EXERCISE REQUIREMENTS: Take each line of the data that contains the string "JSON" and copy it.

[Dataset rows for apps and sites]
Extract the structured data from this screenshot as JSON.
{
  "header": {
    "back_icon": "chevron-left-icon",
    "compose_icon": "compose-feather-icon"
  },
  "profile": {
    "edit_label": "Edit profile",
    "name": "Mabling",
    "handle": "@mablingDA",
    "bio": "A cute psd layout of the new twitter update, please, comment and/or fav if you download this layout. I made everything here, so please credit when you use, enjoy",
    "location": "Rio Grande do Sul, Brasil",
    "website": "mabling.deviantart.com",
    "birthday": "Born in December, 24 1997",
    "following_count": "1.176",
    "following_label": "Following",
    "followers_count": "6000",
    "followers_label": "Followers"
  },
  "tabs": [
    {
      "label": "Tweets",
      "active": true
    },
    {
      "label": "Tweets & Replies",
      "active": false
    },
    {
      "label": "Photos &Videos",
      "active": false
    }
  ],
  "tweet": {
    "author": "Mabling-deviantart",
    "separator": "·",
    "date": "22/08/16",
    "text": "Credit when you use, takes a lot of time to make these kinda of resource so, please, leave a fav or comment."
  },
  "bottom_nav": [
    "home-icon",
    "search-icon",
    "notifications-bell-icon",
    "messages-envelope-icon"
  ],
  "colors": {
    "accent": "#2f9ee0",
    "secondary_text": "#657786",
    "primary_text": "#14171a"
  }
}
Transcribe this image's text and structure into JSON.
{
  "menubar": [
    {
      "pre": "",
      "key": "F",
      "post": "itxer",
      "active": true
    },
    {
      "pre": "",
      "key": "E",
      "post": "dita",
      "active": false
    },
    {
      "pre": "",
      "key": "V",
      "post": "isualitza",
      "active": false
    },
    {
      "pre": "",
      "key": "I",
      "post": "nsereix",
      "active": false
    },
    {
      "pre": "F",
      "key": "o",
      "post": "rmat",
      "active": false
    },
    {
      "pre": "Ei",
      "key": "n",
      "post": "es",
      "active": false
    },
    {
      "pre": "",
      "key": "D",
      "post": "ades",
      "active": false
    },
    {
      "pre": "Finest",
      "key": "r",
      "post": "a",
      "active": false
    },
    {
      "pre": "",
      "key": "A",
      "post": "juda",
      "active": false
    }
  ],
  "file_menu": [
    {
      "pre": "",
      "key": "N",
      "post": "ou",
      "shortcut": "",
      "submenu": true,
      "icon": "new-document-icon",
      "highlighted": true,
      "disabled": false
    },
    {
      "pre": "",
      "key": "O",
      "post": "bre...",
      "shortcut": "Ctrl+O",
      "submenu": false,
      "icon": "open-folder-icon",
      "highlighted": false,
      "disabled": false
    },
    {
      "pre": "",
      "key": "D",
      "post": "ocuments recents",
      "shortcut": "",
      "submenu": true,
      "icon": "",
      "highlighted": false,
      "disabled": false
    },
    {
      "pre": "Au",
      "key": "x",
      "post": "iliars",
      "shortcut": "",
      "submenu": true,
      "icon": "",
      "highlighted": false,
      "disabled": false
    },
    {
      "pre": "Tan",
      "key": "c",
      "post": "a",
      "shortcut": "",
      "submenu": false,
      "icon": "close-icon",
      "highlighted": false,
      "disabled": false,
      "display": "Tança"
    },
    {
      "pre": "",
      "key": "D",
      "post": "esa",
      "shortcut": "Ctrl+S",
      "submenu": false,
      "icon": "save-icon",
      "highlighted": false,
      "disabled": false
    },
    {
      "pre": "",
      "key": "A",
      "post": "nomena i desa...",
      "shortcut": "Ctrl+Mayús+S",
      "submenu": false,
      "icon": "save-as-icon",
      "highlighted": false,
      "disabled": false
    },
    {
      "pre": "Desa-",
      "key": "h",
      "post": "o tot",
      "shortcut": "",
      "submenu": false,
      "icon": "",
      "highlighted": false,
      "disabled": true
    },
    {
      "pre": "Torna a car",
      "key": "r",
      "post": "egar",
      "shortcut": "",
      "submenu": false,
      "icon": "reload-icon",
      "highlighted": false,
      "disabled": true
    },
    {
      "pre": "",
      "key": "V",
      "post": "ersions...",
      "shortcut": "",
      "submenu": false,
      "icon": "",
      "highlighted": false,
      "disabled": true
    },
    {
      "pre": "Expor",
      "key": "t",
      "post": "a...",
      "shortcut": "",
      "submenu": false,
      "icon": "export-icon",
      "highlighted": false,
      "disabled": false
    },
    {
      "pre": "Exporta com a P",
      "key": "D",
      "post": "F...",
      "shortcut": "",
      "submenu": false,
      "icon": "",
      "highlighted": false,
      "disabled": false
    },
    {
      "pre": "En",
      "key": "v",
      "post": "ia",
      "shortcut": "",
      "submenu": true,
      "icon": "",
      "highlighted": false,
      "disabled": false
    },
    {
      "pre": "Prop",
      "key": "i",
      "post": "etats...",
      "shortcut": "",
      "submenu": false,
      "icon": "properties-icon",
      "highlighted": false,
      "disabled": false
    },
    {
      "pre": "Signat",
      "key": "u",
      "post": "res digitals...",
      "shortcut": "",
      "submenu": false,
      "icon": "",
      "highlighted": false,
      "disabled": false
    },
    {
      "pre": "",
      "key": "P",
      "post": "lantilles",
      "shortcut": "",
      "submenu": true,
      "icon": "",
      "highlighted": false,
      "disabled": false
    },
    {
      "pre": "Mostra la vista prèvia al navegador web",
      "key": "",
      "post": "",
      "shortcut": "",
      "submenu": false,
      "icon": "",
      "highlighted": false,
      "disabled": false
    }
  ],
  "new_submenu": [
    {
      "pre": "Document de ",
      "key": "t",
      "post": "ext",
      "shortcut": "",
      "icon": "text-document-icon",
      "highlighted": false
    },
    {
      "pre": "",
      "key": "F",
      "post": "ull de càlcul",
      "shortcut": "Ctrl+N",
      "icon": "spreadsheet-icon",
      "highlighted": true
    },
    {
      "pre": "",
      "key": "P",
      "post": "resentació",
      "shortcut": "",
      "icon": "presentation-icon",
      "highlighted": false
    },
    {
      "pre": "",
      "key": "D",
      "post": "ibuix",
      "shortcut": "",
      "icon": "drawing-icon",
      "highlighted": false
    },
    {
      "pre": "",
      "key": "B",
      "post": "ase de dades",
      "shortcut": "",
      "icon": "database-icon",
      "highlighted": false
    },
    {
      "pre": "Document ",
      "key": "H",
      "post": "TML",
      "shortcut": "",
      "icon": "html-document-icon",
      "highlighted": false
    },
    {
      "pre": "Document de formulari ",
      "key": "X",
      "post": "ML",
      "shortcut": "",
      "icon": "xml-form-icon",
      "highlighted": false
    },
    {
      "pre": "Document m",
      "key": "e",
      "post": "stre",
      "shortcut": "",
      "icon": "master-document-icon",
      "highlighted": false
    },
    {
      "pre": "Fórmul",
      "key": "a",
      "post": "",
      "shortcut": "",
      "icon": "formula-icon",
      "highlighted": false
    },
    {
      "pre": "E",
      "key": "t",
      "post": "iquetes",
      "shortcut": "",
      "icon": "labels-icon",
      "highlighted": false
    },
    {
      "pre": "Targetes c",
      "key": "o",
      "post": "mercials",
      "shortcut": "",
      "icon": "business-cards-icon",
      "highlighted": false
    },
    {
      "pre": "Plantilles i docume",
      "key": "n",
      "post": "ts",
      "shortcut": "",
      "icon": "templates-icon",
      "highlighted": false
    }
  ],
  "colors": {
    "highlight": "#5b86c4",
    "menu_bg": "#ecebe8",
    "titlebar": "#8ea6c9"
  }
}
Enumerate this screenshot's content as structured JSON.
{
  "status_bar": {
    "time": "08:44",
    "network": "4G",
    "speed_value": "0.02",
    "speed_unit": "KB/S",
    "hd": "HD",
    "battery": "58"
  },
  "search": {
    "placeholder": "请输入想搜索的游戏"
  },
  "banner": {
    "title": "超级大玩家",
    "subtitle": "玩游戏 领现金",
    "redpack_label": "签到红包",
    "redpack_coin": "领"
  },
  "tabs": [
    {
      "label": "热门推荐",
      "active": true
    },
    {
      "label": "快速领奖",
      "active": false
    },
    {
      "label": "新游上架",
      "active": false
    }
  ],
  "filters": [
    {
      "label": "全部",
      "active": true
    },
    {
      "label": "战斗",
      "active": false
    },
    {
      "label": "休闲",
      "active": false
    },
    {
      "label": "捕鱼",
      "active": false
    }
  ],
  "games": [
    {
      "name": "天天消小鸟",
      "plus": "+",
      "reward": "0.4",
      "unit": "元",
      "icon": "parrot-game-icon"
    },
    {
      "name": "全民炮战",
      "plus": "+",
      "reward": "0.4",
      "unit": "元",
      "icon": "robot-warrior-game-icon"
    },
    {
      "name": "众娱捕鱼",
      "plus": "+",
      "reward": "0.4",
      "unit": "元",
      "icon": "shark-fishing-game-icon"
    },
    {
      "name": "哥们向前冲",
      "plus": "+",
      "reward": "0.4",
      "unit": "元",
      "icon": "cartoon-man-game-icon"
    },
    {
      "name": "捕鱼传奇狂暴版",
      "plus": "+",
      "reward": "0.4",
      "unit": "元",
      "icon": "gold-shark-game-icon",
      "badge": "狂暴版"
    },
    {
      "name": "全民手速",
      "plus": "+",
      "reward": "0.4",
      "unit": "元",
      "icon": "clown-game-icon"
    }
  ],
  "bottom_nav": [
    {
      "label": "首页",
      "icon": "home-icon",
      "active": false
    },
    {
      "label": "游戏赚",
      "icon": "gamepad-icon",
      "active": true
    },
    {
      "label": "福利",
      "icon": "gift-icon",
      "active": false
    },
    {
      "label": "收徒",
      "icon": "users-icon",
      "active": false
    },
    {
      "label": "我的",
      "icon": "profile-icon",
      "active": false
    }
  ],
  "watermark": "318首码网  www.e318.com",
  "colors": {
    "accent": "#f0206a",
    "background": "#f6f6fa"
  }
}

SOLUTION TO THIS TASK:
Extract the structured data from this screenshot as JSON.
Transcribe this image's text and structure into JSON.
Enumerate this screenshot's content as structured JSON.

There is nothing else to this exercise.